  “She was easy to be friends with, just so friendly and funny with all her stories. I remember when she came back for the 100th Michigan Women’s Amateur celebration. She told stories all night long and we all learned a lot from her and laughed with her.”

  Shirley started playing with one club, an old putter from a dime store bin at age 10. She became a regular visitor to Bonnie Brook Golf Course in Detroit (8 Mile and Telegraph), where hole 17 was next to her family home. Her father served as the property’s caretaker while the country emerged from The Great Depression.

  The boys laughed at the girl with one club, but she endured and became one of the world’s best women golfers.

  While attending Eastern Michigan University (then called Michigan State Normal College) to earn a teaching degree, she was the individual winner of the 1947 Intercollegiate Championship, in essence a forerunner to today’s NCAA championship. At home she won the Women’s District Golf Association’s Match Play Championship three times in four years, and then won the 1949 Michigan Women’s Amateur Championship.

After graduating from EMU where the golf team hosts the annual Shirley Spork Invitational these days, Spork taught in the Detroit Public Schools, but she decided she would rather play golf.

  She turned professional in 1950 at the urging of Zaharias and played on the original LPGA Tour. Her top finishes included a second in what became the LPGA Championship and she tied for eighth in a U.S. Women’s Open.
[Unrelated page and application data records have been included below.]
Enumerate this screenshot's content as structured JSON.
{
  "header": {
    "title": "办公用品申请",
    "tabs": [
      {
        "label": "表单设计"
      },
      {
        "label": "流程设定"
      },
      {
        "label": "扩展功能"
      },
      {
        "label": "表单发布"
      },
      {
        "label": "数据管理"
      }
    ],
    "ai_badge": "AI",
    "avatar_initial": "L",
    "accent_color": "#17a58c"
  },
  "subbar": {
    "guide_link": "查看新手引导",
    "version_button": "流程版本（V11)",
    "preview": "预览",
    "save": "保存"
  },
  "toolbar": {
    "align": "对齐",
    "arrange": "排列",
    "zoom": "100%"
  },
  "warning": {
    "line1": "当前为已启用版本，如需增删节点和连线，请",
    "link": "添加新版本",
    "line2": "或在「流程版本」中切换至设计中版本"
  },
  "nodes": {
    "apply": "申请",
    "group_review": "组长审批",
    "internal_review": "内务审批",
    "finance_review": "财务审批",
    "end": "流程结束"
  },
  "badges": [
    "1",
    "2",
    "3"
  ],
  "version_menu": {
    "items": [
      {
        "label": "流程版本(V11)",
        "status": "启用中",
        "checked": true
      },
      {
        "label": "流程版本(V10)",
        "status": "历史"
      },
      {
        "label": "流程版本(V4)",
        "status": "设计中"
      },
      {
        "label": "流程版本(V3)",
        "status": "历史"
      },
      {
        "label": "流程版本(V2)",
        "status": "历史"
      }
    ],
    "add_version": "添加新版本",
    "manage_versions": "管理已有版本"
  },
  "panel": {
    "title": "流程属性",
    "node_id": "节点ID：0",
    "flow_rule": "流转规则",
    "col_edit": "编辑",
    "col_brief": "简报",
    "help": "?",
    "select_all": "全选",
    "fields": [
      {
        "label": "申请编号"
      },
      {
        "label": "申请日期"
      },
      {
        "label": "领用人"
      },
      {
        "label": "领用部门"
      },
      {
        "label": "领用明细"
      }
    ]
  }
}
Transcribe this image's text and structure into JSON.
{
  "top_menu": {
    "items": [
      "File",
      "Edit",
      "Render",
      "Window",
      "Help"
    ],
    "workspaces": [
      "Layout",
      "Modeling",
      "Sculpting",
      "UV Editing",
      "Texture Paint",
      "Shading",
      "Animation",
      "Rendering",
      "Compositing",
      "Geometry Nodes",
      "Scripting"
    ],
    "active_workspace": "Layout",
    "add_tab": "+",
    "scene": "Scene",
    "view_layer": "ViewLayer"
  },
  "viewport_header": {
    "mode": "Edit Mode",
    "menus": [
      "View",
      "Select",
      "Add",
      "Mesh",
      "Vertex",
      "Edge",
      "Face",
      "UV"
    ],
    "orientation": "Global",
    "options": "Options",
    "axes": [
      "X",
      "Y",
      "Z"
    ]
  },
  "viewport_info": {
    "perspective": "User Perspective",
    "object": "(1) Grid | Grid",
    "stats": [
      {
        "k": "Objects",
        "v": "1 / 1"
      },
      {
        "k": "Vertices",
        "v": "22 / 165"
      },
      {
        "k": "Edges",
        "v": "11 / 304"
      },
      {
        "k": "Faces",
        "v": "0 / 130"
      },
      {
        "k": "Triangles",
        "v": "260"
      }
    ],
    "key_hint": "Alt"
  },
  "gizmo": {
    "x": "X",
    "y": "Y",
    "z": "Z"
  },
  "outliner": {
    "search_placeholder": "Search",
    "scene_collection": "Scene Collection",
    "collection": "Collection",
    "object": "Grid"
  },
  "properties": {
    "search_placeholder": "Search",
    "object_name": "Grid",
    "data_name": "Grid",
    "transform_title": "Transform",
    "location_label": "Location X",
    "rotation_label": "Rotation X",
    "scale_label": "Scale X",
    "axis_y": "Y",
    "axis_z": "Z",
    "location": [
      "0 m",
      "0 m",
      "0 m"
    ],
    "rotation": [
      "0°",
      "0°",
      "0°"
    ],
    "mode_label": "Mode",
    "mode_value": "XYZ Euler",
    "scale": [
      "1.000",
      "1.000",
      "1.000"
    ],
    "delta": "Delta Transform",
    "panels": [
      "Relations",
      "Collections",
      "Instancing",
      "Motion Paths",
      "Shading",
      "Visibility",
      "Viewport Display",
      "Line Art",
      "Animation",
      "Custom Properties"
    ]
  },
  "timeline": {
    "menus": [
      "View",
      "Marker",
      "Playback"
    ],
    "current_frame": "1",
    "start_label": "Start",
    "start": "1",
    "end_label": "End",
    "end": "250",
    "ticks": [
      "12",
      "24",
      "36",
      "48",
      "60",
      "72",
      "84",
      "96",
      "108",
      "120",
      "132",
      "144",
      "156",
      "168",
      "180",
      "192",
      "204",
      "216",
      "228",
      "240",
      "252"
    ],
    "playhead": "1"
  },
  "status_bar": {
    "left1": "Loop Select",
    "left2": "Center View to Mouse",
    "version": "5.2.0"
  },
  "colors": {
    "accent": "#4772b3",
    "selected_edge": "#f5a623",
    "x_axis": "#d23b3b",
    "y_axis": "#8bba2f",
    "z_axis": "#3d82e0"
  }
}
  “Babe put her hand on my head and said I deem you a pro, and that was it,” Spork said in an interview at Spring Meadows Country Club in Linden six years ago. “We had quite a group and I have some great memories of our adventures on the road.”

She admitted she found tour golf a tough road, especially while also getting a Master’s degree in education and teaching golf while at Bowling Green State University. She then became a golf pioneer again as a teacher, helping found the LPGA Teaching Division in 1959 and is in that group’s Hall of Fame.

  Spork was honored in recent years ago by the Women’s Michigan Golf Association with celebrated Michigan State coach Mary Fossum and former USGA and GAM leader Betty Richart of Ann Arbor, and she came home to Michigan and took part in the 100th Michigan Women’s Amateur celebration in 2016 at age 89. At that time, she was still giving putting lessons to anyone wise enough to ask.

  Marlene Hagge is now the only living LPGA founder.

  “The game gave me so much and I just try to give it to others,” Spork said in 2016. “I love teaching the game, love to see somebody get it and enjoy it. I love watching these young women play today. I let them know there were some great players who paved the way for them and great women who made it possible for their opportunities to play today.”

  Wold said Spork, a 1989 inductee into the Michigan Golf Hall of Fame, was very proud of being the Founder of the LPGA Teaching Division, probably her most important contribution.

   “She was also proud of reaching her goal for her Endowment Fund at Eastern Michigan University for the Women’s Golf Team,” she said. “Shirley embraced all her friendships and was always ready to tell a story about the Founders of the LPGA. She was an inspiration to so many.”

The GAM and Michigan Golf Hall of Fame will pass along memorial and funeral information as it becomes available.